** Information supplied **
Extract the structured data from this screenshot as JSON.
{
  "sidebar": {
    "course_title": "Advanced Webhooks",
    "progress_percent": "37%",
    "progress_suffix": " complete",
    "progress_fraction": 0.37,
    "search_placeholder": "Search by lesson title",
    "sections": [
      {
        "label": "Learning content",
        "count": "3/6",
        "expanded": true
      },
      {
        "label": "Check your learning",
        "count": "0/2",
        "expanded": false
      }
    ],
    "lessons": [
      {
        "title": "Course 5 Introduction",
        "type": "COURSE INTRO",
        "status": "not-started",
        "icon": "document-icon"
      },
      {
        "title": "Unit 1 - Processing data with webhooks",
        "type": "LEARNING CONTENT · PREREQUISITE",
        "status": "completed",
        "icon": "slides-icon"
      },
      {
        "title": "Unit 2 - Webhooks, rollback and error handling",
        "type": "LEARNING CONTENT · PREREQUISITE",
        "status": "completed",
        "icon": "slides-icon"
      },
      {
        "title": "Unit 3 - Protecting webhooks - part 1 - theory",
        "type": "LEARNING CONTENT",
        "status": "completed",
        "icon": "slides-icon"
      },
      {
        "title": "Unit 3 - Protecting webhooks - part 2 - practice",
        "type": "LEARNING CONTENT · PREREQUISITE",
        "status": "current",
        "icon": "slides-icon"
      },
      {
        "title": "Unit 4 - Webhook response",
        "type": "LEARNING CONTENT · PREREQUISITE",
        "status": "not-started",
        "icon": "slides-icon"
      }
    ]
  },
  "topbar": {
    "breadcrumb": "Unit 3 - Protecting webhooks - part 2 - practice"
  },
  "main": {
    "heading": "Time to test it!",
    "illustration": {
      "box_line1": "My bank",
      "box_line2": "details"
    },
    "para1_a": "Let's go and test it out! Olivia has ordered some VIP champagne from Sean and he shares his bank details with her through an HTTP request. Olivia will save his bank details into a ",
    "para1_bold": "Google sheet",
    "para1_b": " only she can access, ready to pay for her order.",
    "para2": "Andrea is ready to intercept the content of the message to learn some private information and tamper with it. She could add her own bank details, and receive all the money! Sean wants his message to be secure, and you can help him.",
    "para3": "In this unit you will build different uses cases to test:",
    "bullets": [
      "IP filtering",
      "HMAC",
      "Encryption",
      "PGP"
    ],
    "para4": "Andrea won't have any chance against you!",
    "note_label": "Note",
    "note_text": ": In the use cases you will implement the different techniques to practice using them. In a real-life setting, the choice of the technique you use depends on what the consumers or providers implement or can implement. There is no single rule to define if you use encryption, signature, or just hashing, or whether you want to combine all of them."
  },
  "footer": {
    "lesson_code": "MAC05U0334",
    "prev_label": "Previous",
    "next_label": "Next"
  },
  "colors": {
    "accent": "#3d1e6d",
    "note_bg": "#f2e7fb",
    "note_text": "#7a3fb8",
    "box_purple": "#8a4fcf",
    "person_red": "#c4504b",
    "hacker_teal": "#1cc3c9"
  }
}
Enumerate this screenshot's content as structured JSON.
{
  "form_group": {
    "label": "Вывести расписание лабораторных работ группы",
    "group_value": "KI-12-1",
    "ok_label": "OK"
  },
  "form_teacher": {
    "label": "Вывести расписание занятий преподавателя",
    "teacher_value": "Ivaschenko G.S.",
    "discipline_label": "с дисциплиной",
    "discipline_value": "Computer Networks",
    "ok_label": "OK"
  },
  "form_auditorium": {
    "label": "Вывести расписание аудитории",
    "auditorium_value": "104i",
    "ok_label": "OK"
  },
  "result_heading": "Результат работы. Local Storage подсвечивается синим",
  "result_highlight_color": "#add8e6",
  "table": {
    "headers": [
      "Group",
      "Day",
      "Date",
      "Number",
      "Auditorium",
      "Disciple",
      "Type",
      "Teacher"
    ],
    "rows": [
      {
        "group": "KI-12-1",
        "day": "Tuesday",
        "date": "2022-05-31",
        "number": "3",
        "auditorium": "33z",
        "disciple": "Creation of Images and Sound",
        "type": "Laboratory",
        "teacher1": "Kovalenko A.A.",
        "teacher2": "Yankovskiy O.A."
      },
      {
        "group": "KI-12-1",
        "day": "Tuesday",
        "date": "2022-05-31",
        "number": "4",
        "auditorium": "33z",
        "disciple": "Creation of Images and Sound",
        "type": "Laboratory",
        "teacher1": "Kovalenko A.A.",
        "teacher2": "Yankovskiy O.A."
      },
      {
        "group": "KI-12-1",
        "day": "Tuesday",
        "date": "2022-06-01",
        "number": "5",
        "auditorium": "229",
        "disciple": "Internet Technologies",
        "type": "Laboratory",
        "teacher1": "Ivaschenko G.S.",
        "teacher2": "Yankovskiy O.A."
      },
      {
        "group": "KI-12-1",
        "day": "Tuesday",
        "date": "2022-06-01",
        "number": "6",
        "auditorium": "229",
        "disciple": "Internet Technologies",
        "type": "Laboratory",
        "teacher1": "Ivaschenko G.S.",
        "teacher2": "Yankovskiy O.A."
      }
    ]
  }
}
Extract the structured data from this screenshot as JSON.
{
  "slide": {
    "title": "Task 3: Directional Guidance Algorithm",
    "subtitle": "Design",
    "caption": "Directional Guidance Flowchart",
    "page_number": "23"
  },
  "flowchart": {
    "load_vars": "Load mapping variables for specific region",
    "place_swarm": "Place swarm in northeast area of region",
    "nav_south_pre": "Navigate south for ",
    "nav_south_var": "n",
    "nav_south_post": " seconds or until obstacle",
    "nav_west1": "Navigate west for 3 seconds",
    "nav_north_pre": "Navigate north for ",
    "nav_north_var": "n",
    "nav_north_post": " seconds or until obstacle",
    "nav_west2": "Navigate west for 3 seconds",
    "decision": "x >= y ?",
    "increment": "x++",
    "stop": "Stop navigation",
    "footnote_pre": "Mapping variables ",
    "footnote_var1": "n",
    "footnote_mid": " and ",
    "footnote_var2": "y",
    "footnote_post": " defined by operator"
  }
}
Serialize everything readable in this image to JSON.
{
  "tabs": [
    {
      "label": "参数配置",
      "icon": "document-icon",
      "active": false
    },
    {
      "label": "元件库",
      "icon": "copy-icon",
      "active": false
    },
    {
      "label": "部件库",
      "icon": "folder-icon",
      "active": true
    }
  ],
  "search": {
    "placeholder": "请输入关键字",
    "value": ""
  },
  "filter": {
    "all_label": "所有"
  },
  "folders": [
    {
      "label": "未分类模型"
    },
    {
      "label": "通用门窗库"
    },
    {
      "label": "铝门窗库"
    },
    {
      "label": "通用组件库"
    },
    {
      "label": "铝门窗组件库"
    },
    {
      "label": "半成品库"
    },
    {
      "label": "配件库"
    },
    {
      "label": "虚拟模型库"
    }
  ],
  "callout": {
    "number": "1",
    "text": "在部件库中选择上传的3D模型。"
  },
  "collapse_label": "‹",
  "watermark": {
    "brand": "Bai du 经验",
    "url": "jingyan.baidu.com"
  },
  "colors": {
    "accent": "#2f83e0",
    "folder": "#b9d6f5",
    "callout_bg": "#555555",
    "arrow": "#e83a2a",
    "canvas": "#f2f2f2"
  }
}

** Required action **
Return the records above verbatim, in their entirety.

** Result **
Extract the structured data from this screenshot as JSON.
{
  "sidebar": {
    "course_title": "Advanced Webhooks",
    "progress_percent": "37%",
    "progress_suffix": " complete",
    "progress_fraction": 0.37,
    "search_placeholder": "Search by lesson title",
    "sections": [
      {
        "label": "Learning content",
        "count": "3/6",
        "expanded": true
      },
      {
        "label": "Check your learning",
        "count": "0/2",
        "expanded": false
      }
    ],
    "lessons": [
      {
        "title": "Course 5 Introduction",
        "type": "COURSE INTRO",
        "status": "not-started",
        "icon": "document-icon"
      },
      {
        "title": "Unit 1 - Processing data with webhooks",
        "type": "LEARNING CONTENT · PREREQUISITE",
        "status": "completed",
        "icon": "slides-icon"
      },
      {
        "title": "Unit 2 - Webhooks, rollback and error handling",
        "type": "LEARNING CONTENT · PREREQUISITE",
        "status": "completed",
        "icon": "slides-icon"
      },
      {
        "title": "Unit 3 - Protecting webhooks - part 1 - theory",
        "type": "LEARNING CONTENT",
        "status": "completed",
        "icon": "slides-icon"
      },
      {
        "title": "Unit 3 - Protecting webhooks - part 2 - practice",
        "type": "LEARNING CONTENT · PREREQUISITE",
        "status": "current",
        "icon": "slides-icon"
      },
      {
        "title": "Unit 4 - Webhook response",
        "type": "LEARNING CONTENT · PREREQUISITE",
        "status": "not-started",
        "icon": "slides-icon"
      }
    ]
  },
  "topbar": {
    "breadcrumb": "Unit 3 - Protecting webhooks - part 2 - practice"
  },
  "main": {
    "heading": "Time to test it!",
    "illustration": {
      "box_line1": "My bank",
      "box_line2": "details"
    },
    "para1_a": "Let's go and test it out! Olivia has ordered some VIP champagne from Sean and he shares his bank details with her through an HTTP request. Olivia will save his bank details into a ",
    "para1_bold": "Google sheet",
    "para1_b": " only she can access, ready to pay for her order.",
    "para2": "Andrea is ready to intercept the content of the message to learn some private information and tamper with it. She could add her own bank details, and receive all the money! Sean wants his message to be secure, and you can help him.",
    "para3": "In this unit you will build different uses cases to test:",
    "bullets": [
      "IP filtering",
      "HMAC",
      "Encryption",
      "PGP"
    ],
    "para4": "Andrea won't have any chance against you!",
    "note_label": "Note",
    "note_text": ": In the use cases you will implement the different techniques to practice using them. In a real-life setting, the choice of the technique you use depends on what the consumers or providers implement or can implement. There is no single rule to define if you use encryption, signature, or just hashing, or whether you want to combine all of them."
  },
  "footer": {
    "lesson_code": "MAC05U0334",
    "prev_label": "Previous",
    "next_label": "Next"
  },
  "colors": {
    "accent": "#3d1e6d",
    "note_bg": "#f2e7fb",
    "note_text": "#7a3fb8",
    "box_purple": "#8a4fcf",
    "person_red": "#c4504b",
    "hacker_teal": "#1cc3c9"
  }
}
Enumerate this screenshot's content as structured JSON.
{
  "form_group": {
    "label": "Вывести расписание лабораторных работ группы",
    "group_value": "KI-12-1",
    "ok_label": "OK"
  },
  "form_teacher": {
    "label": "Вывести расписание занятий преподавателя",
    "teacher_value": "Ivaschenko G.S.",
    "discipline_label": "с дисциплиной",
    "discipline_value": "Computer Networks",
    "ok_label": "OK"
  },
  "form_auditorium": {
    "label": "Вывести расписание аудитории",
    "auditorium_value": "104i",
    "ok_label": "OK"
  },
  "result_heading": "Результат работы. Local Storage подсвечивается синим",
  "result_highlight_color": "#add8e6",
  "table": {
    "headers": [
      "Group",
      "Day",
      "Date",
      "Number",
      "Auditorium",
      "Disciple",
      "Type",
      "Teacher"
    ],
    "rows": [
      {
        "group": "KI-12-1",
        "day": "Tuesday",
        "date": "2022-05-31",
        "number": "3",
        "auditorium": "33z",
        "disciple": "Creation of Images and Sound",
        "type": "Laboratory",
        "teacher1": "Kovalenko A.A.",
        "teacher2": "Yankovskiy O.A."
      },
      {
        "group": "KI-12-1",
        "day": "Tuesday",
        "date": "2022-05-31",
        "number": "4",
        "auditorium": "33z",
        "disciple": "Creation of Images and Sound",
        "type": "Laboratory",
        "teacher1": "Kovalenko A.A.",
        "teacher2": "Yankovskiy O.A."
      },
      {
        "group": "KI-12-1",
        "day": "Tuesday",
        "date": "2022-06-01",
        "number": "5",
        "auditorium": "229",
        "disciple": "Internet Technologies",
        "type": "Laboratory",
        "teacher1": "Ivaschenko G.S.",
        "teacher2": "Yankovskiy O.A."
      },
      {
        "group": "KI-12-1",
        "day": "Tuesday",
        "date": "2022-06-01",
        "number": "6",
        "auditorium": "229",
        "disciple": "Internet Technologies",
        "type": "Laboratory",
        "teacher1": "Ivaschenko G.S.",
        "teacher2": "Yankovskiy O.A."
      }
    ]
  }
}
Extract the structured data from this screenshot as JSON.
{
  "slide": {
    "title": "Task 3: Directional Guidance Algorithm",
    "subtitle": "Design",
    "caption": "Directional Guidance Flowchart",
    "page_number": "23"
  },
  "flowchart": {
    "load_vars": "Load mapping variables for specific region",
    "place_swarm": "Place swarm in northeast area of region",
    "nav_south_pre": "Navigate south for ",
    "nav_south_var": "n",
    "nav_south_post": " seconds or until obstacle",
    "nav_west1": "Navigate west for 3 seconds",
    "nav_north_pre": "Navigate north for ",
    "nav_north_var": "n",
    "nav_north_post": " seconds or until obstacle",
    "nav_west2": "Navigate west for 3 seconds",
    "decision": "x >= y ?",
    "increment": "x++",
    "stop": "Stop navigation",
    "footnote_pre": "Mapping variables ",
    "footnote_var1": "n",
    "footnote_mid": " and ",
    "footnote_var2": "y",
    "footnote_post": " defined by operator"
  }
}
Serialize everything readable in this image to JSON.
{
  "tabs": [
    {
      "label": "参数配置",
      "icon": "document-icon",
      "active": false
    },
    {
      "label": "元件库",
      "icon": "copy-icon",
      "active": false
    },
    {
      "label": "部件库",
      "icon": "folder-icon",
      "active": true
    }
  ],
  "search": {
    "placeholder": "请输入关键字",
    "value": ""
  },
  "filter": {
    "all_label": "所有"
  },
  "folders": [
    {
      "label": "未分类模型"
    },
    {
      "label": "通用门窗库"
    },
    {
      "label": "铝门窗库"
    },
    {
      "label": "通用组件库"
    },
    {
      "label": "铝门窗组件库"
    },
    {
      "label": "半成品库"
    },
    {
      "label": "配件库"
    },
    {
      "label": "虚拟模型库"
    }
  ],
  "callout": {
    "number": "1",
    "text": "在部件库中选择上传的3D模型。"
  },
  "collapse_label": "‹",
  "watermark": {
    "brand": "Bai du 经验",
    "url": "jingyan.baidu.com"
  },
  "colors": {
    "accent": "#2f83e0",
    "folder": "#b9d6f5",
    "callout_bg": "#555555",
    "arrow": "#e83a2a",
    "canvas": "#f2f2f2"
  }
}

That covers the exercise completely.